A few tips to measure and show impact
- We have to be clear, before designing a programme, about what we want to obtain with our intervention. We should invest some time clarifying our organisation’s long-term objectives: What life changes will we try to bring to the people or communities we work with?
- Invest some time implementing a Baseline Survey (basically, measuring the situation before the beginning of your project), involving different stakeholders.
- It would be a good idea to have a control group (people that don’t benefit from your intervention), to prove that changes are really due to your project.
- We need indicators to measure each element: outputs, but also outcomes and impact. Otherwise how will we know that we are achieving what we set out to do?
- It is essential to involve our future beneficiaries: It isn’t realistic to measure change by ourselves.
If you would like to go further, here are some well-known methodologies for impact measurement. And remember what they say: what isn’t measured can’t be improved!
- The London Benchmarking Group (LBG) promotes an emerging global standard for reporting community investment activities. It has been adapted to measure and manage social activities and NGO activities, as well and the outputs and impacts achieved.
- The Most Significant Change (MSC) approach involves generating and analysing personal accounts of change and deciding which of these accounts is the most significant – and why.
- European Venture Philanthropy Association (EVPA) standard: A practical guide using an impact measurement standard endorsed by the European Commission as the EU-wide best practice standard of impact measurement.
- Impact Reporting and Investment Standard (IRIS) is an initiative of the Global Impact Investing Network (GIIN), a non-profit organisation dedicated to increasing the scale and effectiveness of impact investing. IRIS metrics are designed to measure the social, environmental and financial performance of an investment.
What about you?

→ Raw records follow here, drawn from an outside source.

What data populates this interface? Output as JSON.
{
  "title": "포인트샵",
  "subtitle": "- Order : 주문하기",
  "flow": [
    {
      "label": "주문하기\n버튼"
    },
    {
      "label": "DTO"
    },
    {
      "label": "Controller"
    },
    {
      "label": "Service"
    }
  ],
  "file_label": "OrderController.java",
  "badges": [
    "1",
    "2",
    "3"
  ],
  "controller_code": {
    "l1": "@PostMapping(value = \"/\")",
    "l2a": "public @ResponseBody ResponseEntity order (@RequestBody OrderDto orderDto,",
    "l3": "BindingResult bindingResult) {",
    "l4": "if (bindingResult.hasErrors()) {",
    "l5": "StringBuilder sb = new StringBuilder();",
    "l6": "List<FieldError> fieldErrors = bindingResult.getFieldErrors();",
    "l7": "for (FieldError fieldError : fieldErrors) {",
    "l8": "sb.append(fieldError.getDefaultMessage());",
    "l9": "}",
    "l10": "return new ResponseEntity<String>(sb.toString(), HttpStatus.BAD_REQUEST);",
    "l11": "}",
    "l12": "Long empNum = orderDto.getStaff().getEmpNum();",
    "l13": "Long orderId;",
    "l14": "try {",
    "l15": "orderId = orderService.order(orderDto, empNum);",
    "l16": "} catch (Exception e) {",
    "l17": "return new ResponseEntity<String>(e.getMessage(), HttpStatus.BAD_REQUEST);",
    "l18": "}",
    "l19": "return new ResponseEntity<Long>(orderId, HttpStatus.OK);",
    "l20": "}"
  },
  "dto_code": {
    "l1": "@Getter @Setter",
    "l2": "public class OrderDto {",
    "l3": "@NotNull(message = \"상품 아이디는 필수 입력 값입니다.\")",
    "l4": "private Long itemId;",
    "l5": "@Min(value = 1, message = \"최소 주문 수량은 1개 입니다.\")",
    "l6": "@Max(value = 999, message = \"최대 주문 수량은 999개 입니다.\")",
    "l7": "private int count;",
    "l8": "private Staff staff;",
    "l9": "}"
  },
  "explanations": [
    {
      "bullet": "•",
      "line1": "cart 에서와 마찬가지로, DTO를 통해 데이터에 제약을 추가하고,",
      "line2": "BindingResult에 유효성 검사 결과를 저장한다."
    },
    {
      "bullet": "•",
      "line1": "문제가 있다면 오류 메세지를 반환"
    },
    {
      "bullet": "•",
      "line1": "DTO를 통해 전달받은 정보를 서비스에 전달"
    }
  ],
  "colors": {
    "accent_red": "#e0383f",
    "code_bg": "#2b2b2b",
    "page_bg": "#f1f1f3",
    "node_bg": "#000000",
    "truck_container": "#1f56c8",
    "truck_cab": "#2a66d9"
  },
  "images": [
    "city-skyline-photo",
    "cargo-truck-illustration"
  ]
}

Which methodology do you use in your organisation?
Note: This article was originally published in a slightly modified version on Well Grounded‘s blog